What you can do as a consumer
Ditching AT&T, or any telecom provider for that matter, is unfortunately easier said than done. Many regions in the country have limited mobile network coverage that restricts choice, and as many as 50 million Americans only have one broadband internet provider available in their area, according to research conducted by Economists Incorporated. But for some people, it is possible to drop the telecom giants in favor of a company that more aligns with your interests.
Check to see if your area has municipal broadband available (if it doesn't, there's a good chance it's because AT&T and other telecoms lobbied to outlaw it) that has been deployed by your local government. The Electronic Frontier Foundation also has put together a list of small internet service providers that have fought for customer privacy.
Replacing your mobile carrier is considerably more tricky, as there are only a handful of true, viable alternatives and none of them are free of their fair share of aggressively bad behavior. Selecting a mobile carrier is picking between the lesser of evils, but if you find AT&T's behavior particularly abhorrent and there is another company that sufficiently covers your region then, by all means, jump ship.

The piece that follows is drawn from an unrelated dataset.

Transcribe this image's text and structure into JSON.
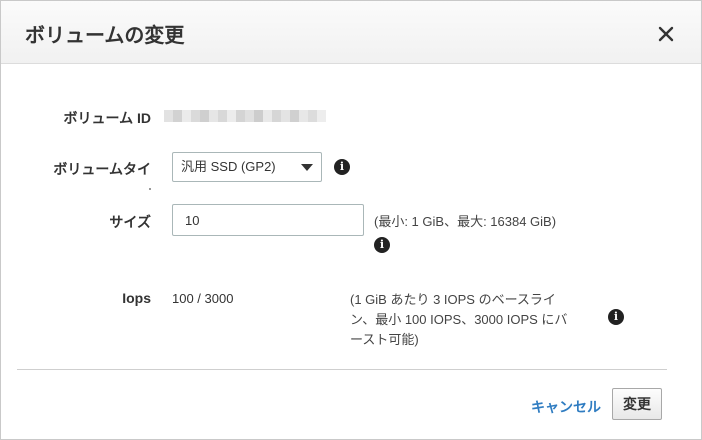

If you want try to push your ISP toward supporting policies and political candidates you can feel good about or at least tolerate, you can contact them directly to express your displeasure with any of the company's lobbying efforts or political contributions. Or you can bypass the company entirely and contact your representatives. Money talks, but their job is to carry out the wishes of their constituents. Let them know that you support stricter rules for how telecommunications companies like AT&T can collect and use data, urge them to advocate for additional consumer protections and encourage them to take action to restore net neutrality. While it won't stop the president from tweeting, it could make a difference in how telecom giants actually treat their consumers.